- Mt Gibson
- Field Program
- Feral cat and fox control
- Woylie | Shark Bay Mouse | Greater Stick-nest Rat
Fitting insulators for the hot wires - M McFall
May 2014: The 43km feral-proof fence at Mt Gibson is near completion, with all upper netting installed and the lower vertical netting and skirt netting in progress. While the recent rain has slowed down the netting installation, it has also enabled us to assess the effectiveness and reliability of the fence in the five watercourses that the fence traverses. Over the next month, seven gates will be constructed and fitted to the fence, taking the fence to “lock up” stage.
Preparations are underway for feral control activities which will enter their next phase after the fence is completed. Our Sanctuary Manager, Rob Lennard, and the Feral Animal Control team have been building traps and planning their assault on the feral cats, foxes and rabbits that currently inhabit the 7,800 hectares of woodland enclosed by the fence. Our aim is to have the area feral-free before the end of summer.
Read more about the Mt Gibson Endangered Wildlife Restoration Project.
- The construction of a purpose-built 43 kilometre fence at Mt Gibson will establish the largest fox and cat-free area on mainland Western Australia (7,800 hectares).

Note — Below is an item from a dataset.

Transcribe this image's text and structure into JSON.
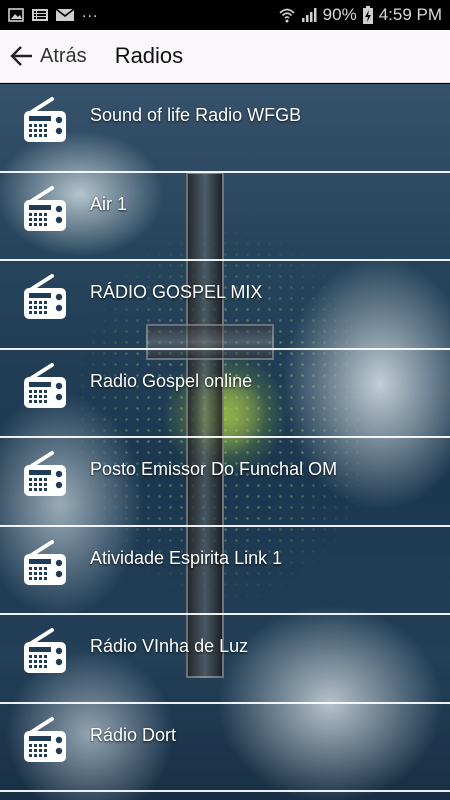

- AWC will reintroduce nine of Australia’s most endangered mammal species - the Bilby, Numbat, Woylie, Western Barred Bandicoot, Shark Bay Mouse, Red-tailed Phascogale, Greater Stick-nest Rat and Chuditch.
- This single project will help provide a more secure future for 14% (one in seven) of Australia’s 65 nationally threatened mammal species and will increase the global Numbat population by 33%.